Task description -
Within the data below, copy each line where the string "CustomerID" is found.

##########

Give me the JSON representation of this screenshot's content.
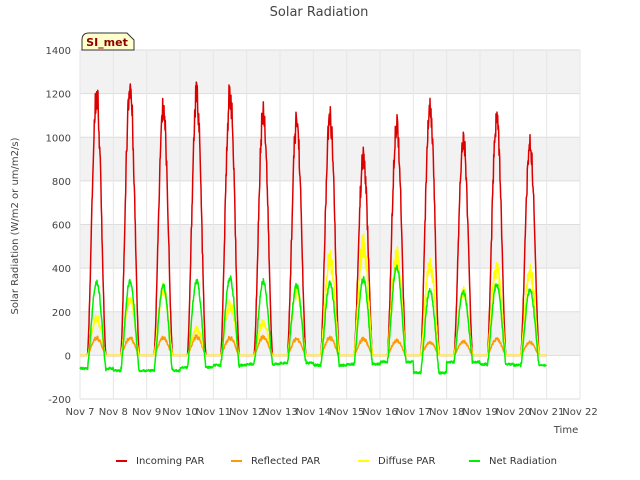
{
  "chart_data": {
    "type": "line",
    "title": "Solar Radiation",
    "xlabel": "Time",
    "ylabel": "Solar Radiation (W/m2 or um/m2/s)",
    "ylim": [
      -200,
      1400
    ],
    "xlim": [
      7,
      22
    ],
    "y_ticks": [
      -200,
      0,
      200,
      400,
      600,
      800,
      1000,
      1200,
      1400
    ],
    "x_ticks": [
      {
        "v": 7,
        "label": "Nov 7"
      },
      {
        "v": 8,
        "label": "Nov 8"
      },
      {
        "v": 9,
        "label": "Nov 9"
      },
      {
        "v": 10,
        "label": "Nov 10"
      },
      {
        "v": 11,
        "label": "Nov 11"
      },
      {
        "v": 12,
        "label": "Nov 12"
      },
      {
        "v": 13,
        "label": "Nov 13"
      },
      {
        "v": 14,
        "label": "Nov 14"
      },
      {
        "v": 15,
        "label": "Nov 15"
      },
      {
        "v": 16,
        "label": "Nov 16"
      },
      {
        "v": 17,
        "label": "Nov 17"
      },
      {
        "v": 18,
        "label": "Nov 18"
      },
      {
        "v": 19,
        "label": "Nov 19"
      },
      {
        "v": 20,
        "label": "Nov 20"
      },
      {
        "v": 21,
        "label": "Nov 21"
      },
      {
        "v": 22,
        "label": "Nov 22"
      }
    ],
    "grid": true,
    "legend_position": "bottom",
    "site_label": "SI_met",
    "day_peaks": [
      {
        "day": 7,
        "incoming": 1190,
        "reflected": 80,
        "diffuse": 170,
        "net": 335,
        "net_night": -60
      },
      {
        "day": 8,
        "incoming": 1230,
        "reflected": 80,
        "diffuse": 260,
        "net": 340,
        "net_night": -70
      },
      {
        "day": 9,
        "incoming": 1130,
        "reflected": 80,
        "diffuse": 300,
        "net": 320,
        "net_night": -70
      },
      {
        "day": 10,
        "incoming": 1195,
        "reflected": 85,
        "diffuse": 120,
        "net": 340,
        "net_night": -55
      },
      {
        "day": 11,
        "incoming": 1200,
        "reflected": 80,
        "diffuse": 230,
        "net": 355,
        "net_night": -45
      },
      {
        "day": 12,
        "incoming": 1120,
        "reflected": 85,
        "diffuse": 150,
        "net": 340,
        "net_night": -40
      },
      {
        "day": 13,
        "incoming": 1075,
        "reflected": 75,
        "diffuse": 300,
        "net": 320,
        "net_night": -35
      },
      {
        "day": 14,
        "incoming": 1090,
        "reflected": 80,
        "diffuse": 440,
        "net": 330,
        "net_night": -45
      },
      {
        "day": 15,
        "incoming": 905,
        "reflected": 75,
        "diffuse": 500,
        "net": 350,
        "net_night": -40
      },
      {
        "day": 16,
        "incoming": 1070,
        "reflected": 70,
        "diffuse": 470,
        "net": 410,
        "net_night": -30
      },
      {
        "day": 17,
        "incoming": 1145,
        "reflected": 60,
        "diffuse": 420,
        "net": 300,
        "net_night": -80
      },
      {
        "day": 18,
        "incoming": 1000,
        "reflected": 65,
        "diffuse": 300,
        "net": 295,
        "net_night": -30
      },
      {
        "day": 19,
        "incoming": 1085,
        "reflected": 75,
        "diffuse": 400,
        "net": 325,
        "net_night": -40
      },
      {
        "day": 20,
        "incoming": 965,
        "reflected": 60,
        "diffuse": 380,
        "net": 300,
        "net_night": -45
      }
    ],
    "series": [
      {
        "name": "Incoming PAR",
        "color": "#dd0000"
      },
      {
        "name": "Reflected PAR",
        "color": "#ff9900"
      },
      {
        "name": "Diffuse PAR",
        "color": "#ffff00"
      },
      {
        "name": "Net Radiation",
        "color": "#00ee00"
      }
    ]
  }
}
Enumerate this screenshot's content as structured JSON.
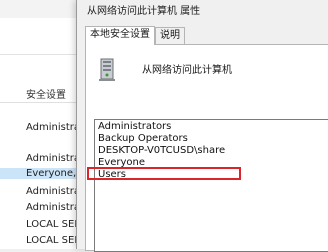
{
  "background_window": {
    "column_header": "安全设置",
    "rows": [
      {
        "text": "Administrators",
        "selected": false
      },
      {
        "text": "Administrators",
        "selected": false
      },
      {
        "text": "Everyone,Administrators",
        "selected": true
      },
      {
        "text": "Administrators",
        "selected": false
      },
      {
        "text": "Administrators",
        "selected": false
      },
      {
        "text": "LOCAL SERVICE",
        "selected": false
      },
      {
        "text": "LOCAL SERVICE",
        "selected": false
      }
    ]
  },
  "dialog": {
    "title": "从网络访问此计算机 属性",
    "tabs": [
      {
        "label": "本地安全设置",
        "active": true
      },
      {
        "label": "说明",
        "active": false
      }
    ],
    "policy_icon": "server-icon",
    "policy_name": "从网络访问此计算机",
    "members": [
      "Administrators",
      "Backup Operators",
      "DESKTOP-V0TCUSD\\share",
      "Everyone",
      "Users"
    ],
    "highlight_color": "#d9262c"
  }
}
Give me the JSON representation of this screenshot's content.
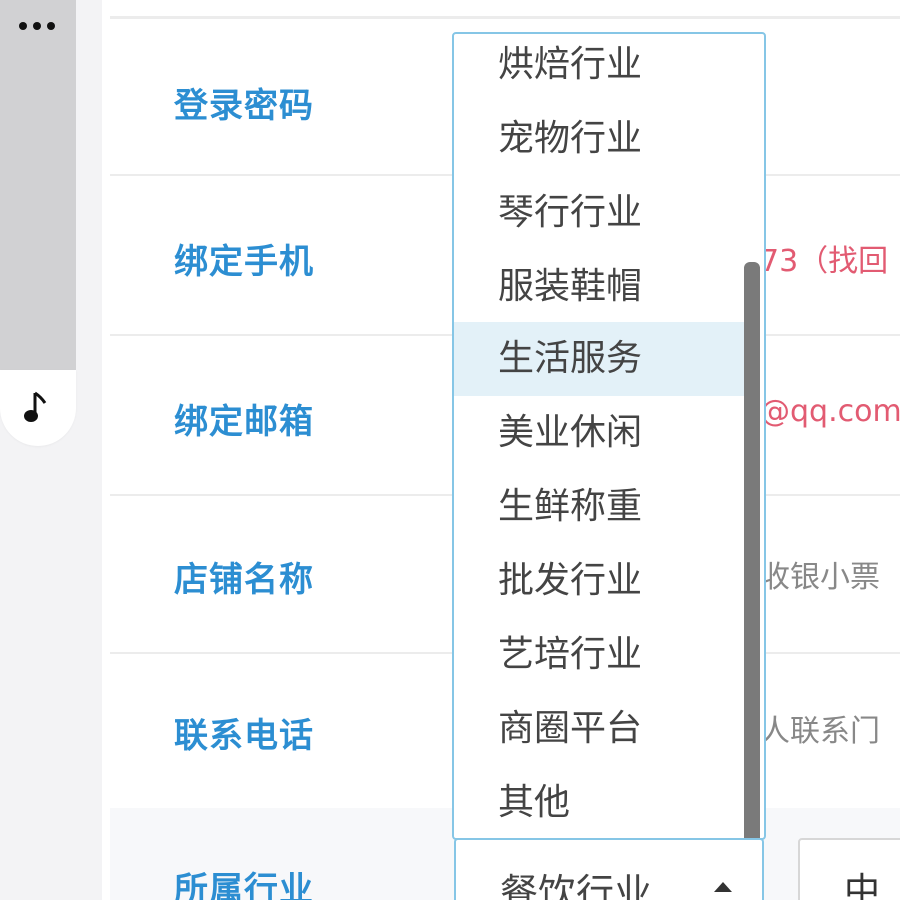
{
  "sidebar": {
    "icons": [
      "more-icon",
      "music-note-icon"
    ]
  },
  "form": {
    "rows": [
      {
        "label": "登录密码",
        "value": ""
      },
      {
        "label": "绑定手机",
        "value": "73（找回"
      },
      {
        "label": "绑定邮箱",
        "value": "@qq.com"
      },
      {
        "label": "店铺名称",
        "value": "收银小票"
      },
      {
        "label": "联系电话",
        "value": "人联系门"
      },
      {
        "label": "所属行业",
        "value": ""
      }
    ]
  },
  "industry_select": {
    "selected": "餐饮行业",
    "next_field_partial": "中\u0000"
  },
  "dropdown": {
    "options": [
      "烘焙行业",
      "宠物行业",
      "琴行行业",
      "服装鞋帽",
      "生活服务",
      "美业休闲",
      "生鲜称重",
      "批发行业",
      "艺培行业",
      "商圈平台",
      "其他"
    ],
    "highlighted": "生活服务",
    "scroll_position": 0.72
  },
  "colors": {
    "label": "#2c8ed2",
    "accent_border": "#86c6e6",
    "highlight": "#e3f1f8",
    "red_text": "#e25b72"
  }
}
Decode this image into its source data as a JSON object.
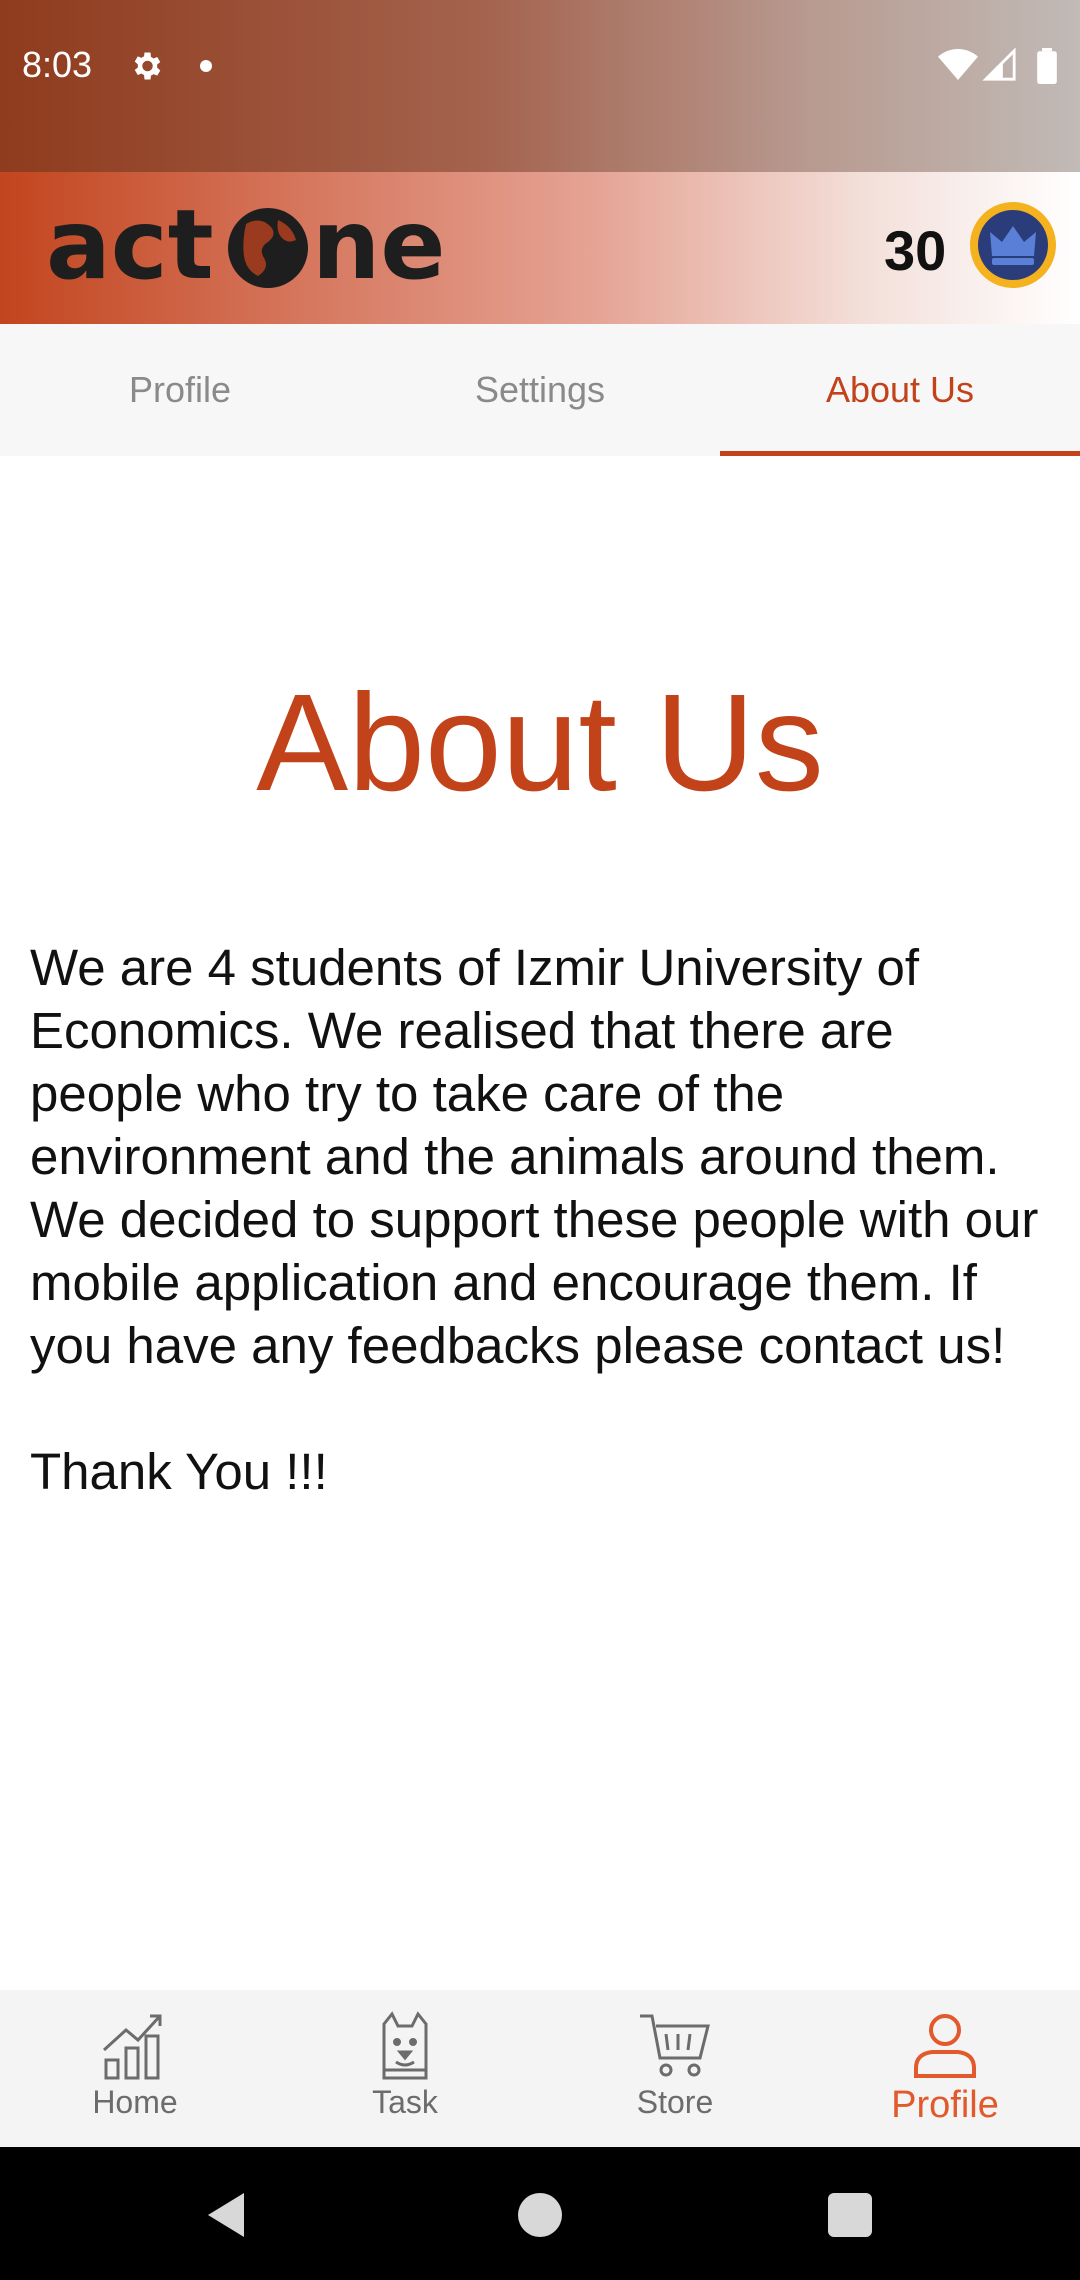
{
  "status_bar": {
    "time": "8:03",
    "icons": [
      "gear-icon",
      "notification-dot",
      "wifi-icon",
      "signal-icon",
      "battery-icon"
    ]
  },
  "header": {
    "logo_text": "actone",
    "points": "30",
    "coin_icon": "crown-coin-icon"
  },
  "tabs": [
    {
      "label": "Profile",
      "active": false
    },
    {
      "label": "Settings",
      "active": false
    },
    {
      "label": "About Us",
      "active": true
    }
  ],
  "content": {
    "title": "About Us",
    "body": "We are 4 students of Izmir University of Economics. We realised that there are people who try to take care of the environment and the animals around them. We decided to support these people with our mobile application and encourage them. If you have any feedbacks please contact us!\n\n Thank You !!!"
  },
  "bottom_nav": [
    {
      "label": "Home",
      "icon": "chart-icon",
      "active": false
    },
    {
      "label": "Task",
      "icon": "dog-icon",
      "active": false
    },
    {
      "label": "Store",
      "icon": "cart-icon",
      "active": false
    },
    {
      "label": "Profile",
      "icon": "person-icon",
      "active": true
    }
  ],
  "colors": {
    "accent": "#c2421a",
    "nav_active": "#e2592c",
    "inactive": "#8a8a8a"
  }
}
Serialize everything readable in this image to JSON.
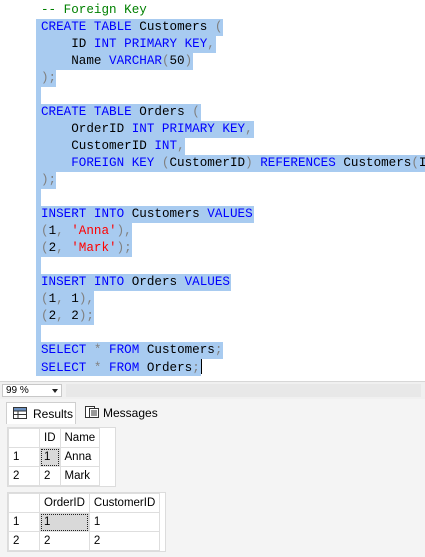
{
  "editor": {
    "lines": [
      [
        {
          "t": "-- Foreign Key",
          "c": "cm"
        }
      ],
      [
        {
          "t": "CREATE",
          "c": "kw"
        },
        {
          "t": " ",
          "c": "id"
        },
        {
          "t": "TABLE",
          "c": "kw"
        },
        {
          "t": " Customers ",
          "c": "id"
        },
        {
          "t": "(",
          "c": "op"
        }
      ],
      [
        {
          "t": "    ID ",
          "c": "id"
        },
        {
          "t": "INT PRIMARY KEY",
          "c": "kw"
        },
        {
          "t": ",",
          "c": "op"
        }
      ],
      [
        {
          "t": "    Name ",
          "c": "id"
        },
        {
          "t": "VARCHAR",
          "c": "kw"
        },
        {
          "t": "(",
          "c": "op"
        },
        {
          "t": "50",
          "c": "id"
        },
        {
          "t": ")",
          "c": "op"
        }
      ],
      [
        {
          "t": ");",
          "c": "op"
        }
      ],
      [],
      [
        {
          "t": "CREATE",
          "c": "kw"
        },
        {
          "t": " ",
          "c": "id"
        },
        {
          "t": "TABLE",
          "c": "kw"
        },
        {
          "t": " Orders ",
          "c": "id"
        },
        {
          "t": "(",
          "c": "op"
        }
      ],
      [
        {
          "t": "    OrderID ",
          "c": "id"
        },
        {
          "t": "INT PRIMARY KEY",
          "c": "kw"
        },
        {
          "t": ",",
          "c": "op"
        }
      ],
      [
        {
          "t": "    CustomerID ",
          "c": "id"
        },
        {
          "t": "INT",
          "c": "kw"
        },
        {
          "t": ",",
          "c": "op"
        }
      ],
      [
        {
          "t": "    ",
          "c": "id"
        },
        {
          "t": "FOREIGN KEY",
          "c": "kw"
        },
        {
          "t": " (",
          "c": "op"
        },
        {
          "t": "CustomerID",
          "c": "id"
        },
        {
          "t": ") ",
          "c": "op"
        },
        {
          "t": "REFERENCES",
          "c": "kw"
        },
        {
          "t": " Customers",
          "c": "id"
        },
        {
          "t": "(",
          "c": "op"
        },
        {
          "t": "ID",
          "c": "id"
        },
        {
          "t": ")",
          "c": "op"
        }
      ],
      [
        {
          "t": ");",
          "c": "op"
        }
      ],
      [],
      [
        {
          "t": "INSERT",
          "c": "kw"
        },
        {
          "t": " ",
          "c": "id"
        },
        {
          "t": "INTO",
          "c": "kw"
        },
        {
          "t": " Customers ",
          "c": "id"
        },
        {
          "t": "VALUES",
          "c": "kw"
        }
      ],
      [
        {
          "t": "(",
          "c": "op"
        },
        {
          "t": "1",
          "c": "id"
        },
        {
          "t": ", ",
          "c": "op"
        },
        {
          "t": "'Anna'",
          "c": "st"
        },
        {
          "t": "),",
          "c": "op"
        }
      ],
      [
        {
          "t": "(",
          "c": "op"
        },
        {
          "t": "2",
          "c": "id"
        },
        {
          "t": ", ",
          "c": "op"
        },
        {
          "t": "'Mark'",
          "c": "st"
        },
        {
          "t": ");",
          "c": "op"
        }
      ],
      [],
      [
        {
          "t": "INSERT",
          "c": "kw"
        },
        {
          "t": " ",
          "c": "id"
        },
        {
          "t": "INTO",
          "c": "kw"
        },
        {
          "t": " Orders ",
          "c": "id"
        },
        {
          "t": "VALUES",
          "c": "kw"
        }
      ],
      [
        {
          "t": "(",
          "c": "op"
        },
        {
          "t": "1",
          "c": "id"
        },
        {
          "t": ", ",
          "c": "op"
        },
        {
          "t": "1",
          "c": "id"
        },
        {
          "t": "),",
          "c": "op"
        }
      ],
      [
        {
          "t": "(",
          "c": "op"
        },
        {
          "t": "2",
          "c": "id"
        },
        {
          "t": ", ",
          "c": "op"
        },
        {
          "t": "2",
          "c": "id"
        },
        {
          "t": ");",
          "c": "op"
        }
      ],
      [],
      [
        {
          "t": "SELECT",
          "c": "kw"
        },
        {
          "t": " * ",
          "c": "op"
        },
        {
          "t": "FROM",
          "c": "kw"
        },
        {
          "t": " Customers",
          "c": "id"
        },
        {
          "t": ";",
          "c": "op"
        }
      ],
      [
        {
          "t": "SELECT",
          "c": "kw"
        },
        {
          "t": " * ",
          "c": "op"
        },
        {
          "t": "FROM",
          "c": "kw"
        },
        {
          "t": " Orders",
          "c": "id"
        },
        {
          "t": ";",
          "c": "op"
        }
      ]
    ]
  },
  "zoom": {
    "value": "99 %"
  },
  "tabs": {
    "results": "Results",
    "messages": "Messages"
  },
  "grids": [
    {
      "headers": [
        "",
        "ID",
        "Name"
      ],
      "rows": [
        [
          "1",
          "1",
          "Anna"
        ],
        [
          "2",
          "2",
          "Mark"
        ]
      ]
    },
    {
      "headers": [
        "",
        "OrderID",
        "CustomerID"
      ],
      "rows": [
        [
          "1",
          "1",
          "1"
        ],
        [
          "2",
          "2",
          "2"
        ]
      ]
    }
  ]
}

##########

Your response -
          "t": "    CustomerID ",
          "t": "CustomerID",
        "CustomerID"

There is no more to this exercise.